▶ [Exercise objective] All of the data should be copied exactly, with the pictures left out.

▶ [Input data]
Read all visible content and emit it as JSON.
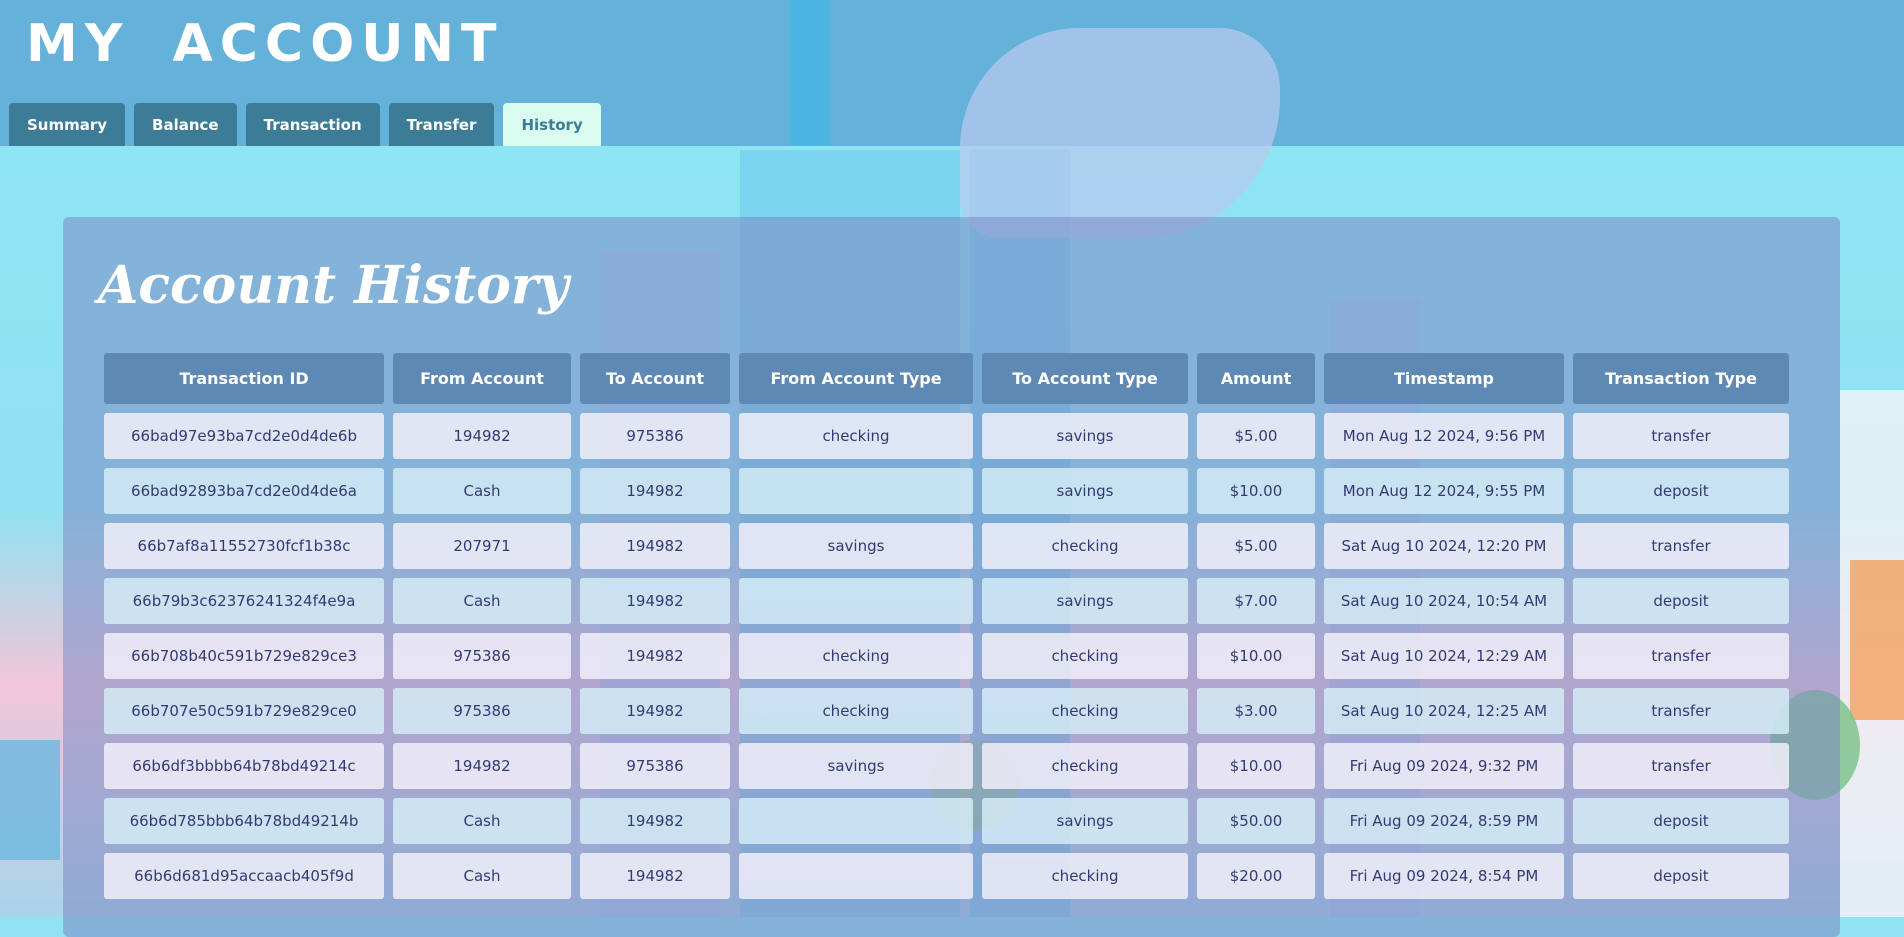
{
  "app": {
    "title": "MY  ACCOUNT"
  },
  "tabs": [
    "Summary",
    "Balance",
    "Transaction",
    "Transfer",
    "History"
  ],
  "active_tab": "History",
  "history": {
    "title": "Account History",
    "columns": [
      "Transaction ID",
      "From Account",
      "To Account",
      "From Account Type",
      "To Account Type",
      "Amount",
      "Timestamp",
      "Transaction Type"
    ],
    "rows": [
      [
        "66bad97e93ba7cd2e0d4de6b",
        "194982",
        "975386",
        "checking",
        "savings",
        "$5.00",
        "Mon Aug 12 2024, 9:56 PM",
        "transfer"
      ],
      [
        "66bad92893ba7cd2e0d4de6a",
        "Cash",
        "194982",
        "",
        "savings",
        "$10.00",
        "Mon Aug 12 2024, 9:55 PM",
        "deposit"
      ],
      [
        "66b7af8a11552730fcf1b38c",
        "207971",
        "194982",
        "savings",
        "checking",
        "$5.00",
        "Sat Aug 10 2024, 12:20 PM",
        "transfer"
      ],
      [
        "66b79b3c62376241324f4e9a",
        "Cash",
        "194982",
        "",
        "savings",
        "$7.00",
        "Sat Aug 10 2024, 10:54 AM",
        "deposit"
      ],
      [
        "66b708b40c591b729e829ce3",
        "975386",
        "194982",
        "checking",
        "checking",
        "$10.00",
        "Sat Aug 10 2024, 12:29 AM",
        "transfer"
      ],
      [
        "66b707e50c591b729e829ce0",
        "975386",
        "194982",
        "checking",
        "checking",
        "$3.00",
        "Sat Aug 10 2024, 12:25 AM",
        "transfer"
      ],
      [
        "66b6df3bbbb64b78bd49214c",
        "194982",
        "975386",
        "savings",
        "checking",
        "$10.00",
        "Fri Aug 09 2024, 9:32 PM",
        "transfer"
      ],
      [
        "66b6d785bbb64b78bd49214b",
        "Cash",
        "194982",
        "",
        "savings",
        "$50.00",
        "Fri Aug 09 2024, 8:59 PM",
        "deposit"
      ],
      [
        "66b6d681d95accaacb405f9d",
        "Cash",
        "194982",
        "",
        "checking",
        "$20.00",
        "Fri Aug 09 2024, 8:54 PM",
        "deposit"
      ]
    ]
  }
}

▶ [The answer]
Read all visible content and emit it as JSON.
{
  "app": {
    "title": "MY  ACCOUNT"
  },
  "tabs": [
    "Summary",
    "Balance",
    "Transaction",
    "Transfer",
    "History"
  ],
  "active_tab": "History",
  "history": {
    "title": "Account History",
    "columns": [
      "Transaction ID",
      "From Account",
      "To Account",
      "From Account Type",
      "To Account Type",
      "Amount",
      "Timestamp",
      "Transaction Type"
    ],
    "rows": [
      [
        "66bad97e93ba7cd2e0d4de6b",
        "194982",
        "975386",
        "checking",
        "savings",
        "$5.00",
        "Mon Aug 12 2024, 9:56 PM",
        "transfer"
      ],
      [
        "66bad92893ba7cd2e0d4de6a",
        "Cash",
        "194982",
        "",
        "savings",
        "$10.00",
        "Mon Aug 12 2024, 9:55 PM",
        "deposit"
      ],
      [
        "66b7af8a11552730fcf1b38c",
        "207971",
        "194982",
        "savings",
        "checking",
        "$5.00",
        "Sat Aug 10 2024, 12:20 PM",
        "transfer"
      ],
      [
        "66b79b3c62376241324f4e9a",
        "Cash",
        "194982",
        "",
        "savings",
        "$7.00",
        "Sat Aug 10 2024, 10:54 AM",
        "deposit"
      ],
      [
        "66b708b40c591b729e829ce3",
        "975386",
        "194982",
        "checking",
        "checking",
        "$10.00",
        "Sat Aug 10 2024, 12:29 AM",
        "transfer"
      ],
      [
        "66b707e50c591b729e829ce0",
        "975386",
        "194982",
        "checking",
        "checking",
        "$3.00",
        "Sat Aug 10 2024, 12:25 AM",
        "transfer"
      ],
      [
        "66b6df3bbbb64b78bd49214c",
        "194982",
        "975386",
        "savings",
        "checking",
        "$10.00",
        "Fri Aug 09 2024, 9:32 PM",
        "transfer"
      ],
      [
        "66b6d785bbb64b78bd49214b",
        "Cash",
        "194982",
        "",
        "savings",
        "$50.00",
        "Fri Aug 09 2024, 8:59 PM",
        "deposit"
      ],
      [
        "66b6d681d95accaacb405f9d",
        "Cash",
        "194982",
        "",
        "checking",
        "$20.00",
        "Fri Aug 09 2024, 8:54 PM",
        "deposit"
      ]
    ]
  }
}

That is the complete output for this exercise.